DATA FOR THIS EXERCISE

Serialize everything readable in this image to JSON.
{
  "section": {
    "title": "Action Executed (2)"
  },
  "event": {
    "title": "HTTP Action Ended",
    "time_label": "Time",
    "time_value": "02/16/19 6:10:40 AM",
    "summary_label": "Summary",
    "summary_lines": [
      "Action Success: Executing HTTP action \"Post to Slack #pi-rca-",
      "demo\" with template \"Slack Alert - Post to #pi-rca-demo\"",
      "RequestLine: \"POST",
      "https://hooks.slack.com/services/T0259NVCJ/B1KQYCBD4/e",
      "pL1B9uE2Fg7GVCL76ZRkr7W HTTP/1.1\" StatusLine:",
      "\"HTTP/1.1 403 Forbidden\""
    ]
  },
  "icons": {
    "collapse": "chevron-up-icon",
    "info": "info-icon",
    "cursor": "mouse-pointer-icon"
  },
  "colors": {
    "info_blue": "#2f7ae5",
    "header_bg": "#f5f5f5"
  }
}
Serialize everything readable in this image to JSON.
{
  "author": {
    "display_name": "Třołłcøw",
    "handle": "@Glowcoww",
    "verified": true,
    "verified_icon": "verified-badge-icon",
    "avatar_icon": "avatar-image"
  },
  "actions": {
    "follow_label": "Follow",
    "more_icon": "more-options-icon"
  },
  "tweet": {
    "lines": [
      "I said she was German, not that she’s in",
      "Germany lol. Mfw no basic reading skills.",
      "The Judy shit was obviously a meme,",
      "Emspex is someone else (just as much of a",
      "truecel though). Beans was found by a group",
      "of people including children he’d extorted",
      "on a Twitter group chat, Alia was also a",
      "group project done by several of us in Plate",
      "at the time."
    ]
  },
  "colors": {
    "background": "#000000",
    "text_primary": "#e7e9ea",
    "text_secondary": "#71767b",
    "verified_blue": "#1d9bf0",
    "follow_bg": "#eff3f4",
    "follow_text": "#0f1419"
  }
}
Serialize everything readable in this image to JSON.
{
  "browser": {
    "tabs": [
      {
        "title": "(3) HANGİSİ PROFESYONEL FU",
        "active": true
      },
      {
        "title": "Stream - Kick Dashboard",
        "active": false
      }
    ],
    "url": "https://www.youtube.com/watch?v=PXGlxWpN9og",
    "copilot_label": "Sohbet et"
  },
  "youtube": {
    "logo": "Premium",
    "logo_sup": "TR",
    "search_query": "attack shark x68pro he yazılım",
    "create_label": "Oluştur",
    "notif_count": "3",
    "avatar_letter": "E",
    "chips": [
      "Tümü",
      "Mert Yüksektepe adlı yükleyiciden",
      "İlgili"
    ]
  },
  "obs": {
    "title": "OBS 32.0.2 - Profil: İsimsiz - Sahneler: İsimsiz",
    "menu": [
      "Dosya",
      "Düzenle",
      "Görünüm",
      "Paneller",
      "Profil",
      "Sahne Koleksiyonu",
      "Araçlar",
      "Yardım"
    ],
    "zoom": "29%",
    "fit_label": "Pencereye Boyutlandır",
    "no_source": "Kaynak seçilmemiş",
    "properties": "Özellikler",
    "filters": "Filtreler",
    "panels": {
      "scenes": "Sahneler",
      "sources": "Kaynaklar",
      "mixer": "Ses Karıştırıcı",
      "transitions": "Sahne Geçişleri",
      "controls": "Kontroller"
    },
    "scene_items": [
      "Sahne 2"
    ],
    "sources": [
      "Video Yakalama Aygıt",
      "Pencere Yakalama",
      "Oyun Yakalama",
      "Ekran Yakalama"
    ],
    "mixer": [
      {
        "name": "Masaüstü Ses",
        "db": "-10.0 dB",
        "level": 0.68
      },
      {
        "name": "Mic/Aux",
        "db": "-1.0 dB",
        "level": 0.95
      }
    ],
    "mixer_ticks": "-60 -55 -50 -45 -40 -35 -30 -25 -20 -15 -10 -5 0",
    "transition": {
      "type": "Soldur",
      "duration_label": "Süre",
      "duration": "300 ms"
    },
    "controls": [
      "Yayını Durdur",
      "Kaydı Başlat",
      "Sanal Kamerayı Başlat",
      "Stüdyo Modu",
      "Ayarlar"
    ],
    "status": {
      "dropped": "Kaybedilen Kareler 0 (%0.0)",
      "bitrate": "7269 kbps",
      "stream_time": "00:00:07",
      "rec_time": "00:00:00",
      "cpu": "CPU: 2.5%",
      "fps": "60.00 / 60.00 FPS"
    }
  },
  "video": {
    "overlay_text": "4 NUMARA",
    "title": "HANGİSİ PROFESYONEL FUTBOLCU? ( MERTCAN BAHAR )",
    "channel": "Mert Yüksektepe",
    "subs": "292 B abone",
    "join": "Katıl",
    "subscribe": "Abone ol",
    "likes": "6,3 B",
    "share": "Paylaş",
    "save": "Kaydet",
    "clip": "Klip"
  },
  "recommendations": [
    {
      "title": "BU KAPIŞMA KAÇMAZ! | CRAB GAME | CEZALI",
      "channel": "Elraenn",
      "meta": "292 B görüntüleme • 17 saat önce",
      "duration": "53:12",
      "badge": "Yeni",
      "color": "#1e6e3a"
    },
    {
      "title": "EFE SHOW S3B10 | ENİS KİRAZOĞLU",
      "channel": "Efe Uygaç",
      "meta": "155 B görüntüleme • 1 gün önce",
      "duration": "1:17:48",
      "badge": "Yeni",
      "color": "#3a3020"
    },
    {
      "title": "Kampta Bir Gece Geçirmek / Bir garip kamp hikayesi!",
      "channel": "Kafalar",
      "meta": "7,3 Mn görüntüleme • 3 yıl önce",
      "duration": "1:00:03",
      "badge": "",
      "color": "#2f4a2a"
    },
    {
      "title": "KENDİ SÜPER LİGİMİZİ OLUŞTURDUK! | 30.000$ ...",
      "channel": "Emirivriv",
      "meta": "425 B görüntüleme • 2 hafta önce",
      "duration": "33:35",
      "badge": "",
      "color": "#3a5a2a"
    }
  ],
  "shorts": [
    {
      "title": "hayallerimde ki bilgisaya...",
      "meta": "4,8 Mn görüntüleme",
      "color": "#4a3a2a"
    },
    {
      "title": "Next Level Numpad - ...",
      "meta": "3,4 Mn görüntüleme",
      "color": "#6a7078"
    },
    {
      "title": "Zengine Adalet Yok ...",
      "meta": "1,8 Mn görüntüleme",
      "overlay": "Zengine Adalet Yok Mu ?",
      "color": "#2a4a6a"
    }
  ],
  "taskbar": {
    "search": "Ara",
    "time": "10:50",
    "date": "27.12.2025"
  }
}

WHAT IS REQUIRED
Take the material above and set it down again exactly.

TASK SOLUTION
Serialize everything readable in this image to JSON.
{
  "section": {
    "title": "Action Executed (2)"
  },
  "event": {
    "title": "HTTP Action Ended",
    "time_label": "Time",
    "time_value": "02/16/19 6:10:40 AM",
    "summary_label": "Summary",
    "summary_lines": [
      "Action Success: Executing HTTP action \"Post to Slack #pi-rca-",
      "demo\" with template \"Slack Alert - Post to #pi-rca-demo\"",
      "RequestLine: \"POST",
      "https://hooks.slack.com/services/T0259NVCJ/B1KQYCBD4/e",
      "pL1B9uE2Fg7GVCL76ZRkr7W HTTP/1.1\" StatusLine:",
      "\"HTTP/1.1 403 Forbidden\""
    ]
  },
  "icons": {
    "collapse": "chevron-up-icon",
    "info": "info-icon",
    "cursor": "mouse-pointer-icon"
  },
  "colors": {
    "info_blue": "#2f7ae5",
    "header_bg": "#f5f5f5"
  }
}
Serialize everything readable in this image to JSON.
{
  "author": {
    "display_name": "Třołłcøw",
    "handle": "@Glowcoww",
    "verified": true,
    "verified_icon": "verified-badge-icon",
    "avatar_icon": "avatar-image"
  },
  "actions": {
    "follow_label": "Follow",
    "more_icon": "more-options-icon"
  },
  "tweet": {
    "lines": [
      "I said she was German, not that she’s in",
      "Germany lol. Mfw no basic reading skills.",
      "The Judy shit was obviously a meme,",
      "Emspex is someone else (just as much of a",
      "truecel though). Beans was found by a group",
      "of people including children he’d extorted",
      "on a Twitter group chat, Alia was also a",
      "group project done by several of us in Plate",
      "at the time."
    ]
  },
  "colors": {
    "background": "#000000",
    "text_primary": "#e7e9ea",
    "text_secondary": "#71767b",
    "verified_blue": "#1d9bf0",
    "follow_bg": "#eff3f4",
    "follow_text": "#0f1419"
  }
}
Serialize everything readable in this image to JSON.
{
  "browser": {
    "tabs": [
      {
        "title": "(3) HANGİSİ PROFESYONEL FU",
        "active": true
      },
      {
        "title": "Stream - Kick Dashboard",
        "active": false
      }
    ],
    "url": "https://www.youtube.com/watch?v=PXGlxWpN9og",
    "copilot_label": "Sohbet et"
  },
  "youtube": {
    "logo": "Premium",
    "logo_sup": "TR",
    "search_query": "attack shark x68pro he yazılım",
    "create_label": "Oluştur",
    "notif_count": "3",
    "avatar_letter": "E",
    "chips": [
      "Tümü",
      "Mert Yüksektepe adlı yükleyiciden",
      "İlgili"
    ]
  },
  "obs": {
    "title": "OBS 32.0.2 - Profil: İsimsiz - Sahneler: İsimsiz",
    "menu": [
      "Dosya",
      "Düzenle",
      "Görünüm",
      "Paneller",
      "Profil",
      "Sahne Koleksiyonu",
      "Araçlar",
      "Yardım"
    ],
    "zoom": "29%",
    "fit_label": "Pencereye Boyutlandır",
    "no_source": "Kaynak seçilmemiş",
    "properties": "Özellikler",
    "filters": "Filtreler",
    "panels": {
      "scenes": "Sahneler",
      "sources": "Kaynaklar",
      "mixer": "Ses Karıştırıcı",
      "transitions": "Sahne Geçişleri",
      "controls": "Kontroller"
    },
    "scene_items": [
      "Sahne 2"
    ],
    "sources": [
      "Video Yakalama Aygıt",
      "Pencere Yakalama",
      "Oyun Yakalama",
      "Ekran Yakalama"
    ],
    "mixer": [
      {
        "name": "Masaüstü Ses",
        "db": "-10.0 dB",
        "level": 0.68
      },
      {
        "name": "Mic/Aux",
        "db": "-1.0 dB",
        "level": 0.95
      }
    ],
    "mixer_ticks": "-60 -55 -50 -45 -40 -35 -30 -25 -20 -15 -10 -5 0",
    "transition": {
      "type": "Soldur",
      "duration_label": "Süre",
      "duration": "300 ms"
    },
    "controls": [
      "Yayını Durdur",
      "Kaydı Başlat",
      "Sanal Kamerayı Başlat",
      "Stüdyo Modu",
      "Ayarlar"
    ],
    "status": {
      "dropped": "Kaybedilen Kareler 0 (%0.0)",
      "bitrate": "7269 kbps",
      "stream_time": "00:00:07",
      "rec_time": "00:00:00",
      "cpu": "CPU: 2.5%",
      "fps": "60.00 / 60.00 FPS"
    }
  },
  "video": {
    "overlay_text": "4 NUMARA",
    "title": "HANGİSİ PROFESYONEL FUTBOLCU? ( MERTCAN BAHAR )",
    "channel": "Mert Yüksektepe",
    "subs": "292 B abone",
    "join": "Katıl",
    "subscribe": "Abone ol",
    "likes": "6,3 B",
    "share": "Paylaş",
    "save": "Kaydet",
    "clip": "Klip"
  },
  "recommendations": [
    {
      "title": "BU KAPIŞMA KAÇMAZ! | CRAB GAME | CEZALI",
      "channel": "Elraenn",
      "meta": "292 B görüntüleme • 17 saat önce",
      "duration": "53:12",
      "badge": "Yeni",
      "color": "#1e6e3a"
    },
    {
      "title": "EFE SHOW S3B10 | ENİS KİRAZOĞLU",
      "channel": "Efe Uygaç",
      "meta": "155 B görüntüleme • 1 gün önce",
      "duration": "1:17:48",
      "badge": "Yeni",
      "color": "#3a3020"
    },
    {
      "title": "Kampta Bir Gece Geçirmek / Bir garip kamp hikayesi!",
      "channel": "Kafalar",
      "meta": "7,3 Mn görüntüleme • 3 yıl önce",
      "duration": "1:00:03",
      "badge": "",
      "color": "#2f4a2a"
    },
    {
      "title": "KENDİ SÜPER LİGİMİZİ OLUŞTURDUK! | 30.000$ ...",
      "channel": "Emirivriv",
      "meta": "425 B görüntüleme • 2 hafta önce",
      "duration": "33:35",
      "badge": "",
      "color": "#3a5a2a"
    }
  ],
  "shorts": [
    {
      "title": "hayallerimde ki bilgisaya...",
      "meta": "4,8 Mn görüntüleme",
      "color": "#4a3a2a"
    },
    {
      "title": "Next Level Numpad - ...",
      "meta": "3,4 Mn görüntüleme",
      "color": "#6a7078"
    },
    {
      "title": "Zengine Adalet Yok ...",
      "meta": "1,8 Mn görüntüleme",
      "overlay": "Zengine Adalet Yok Mu ?",
      "color": "#2a4a6a"
    }
  ],
  "taskbar": {
    "search": "Ara",
    "time": "10:50",
    "date": "27.12.2025"
  }
}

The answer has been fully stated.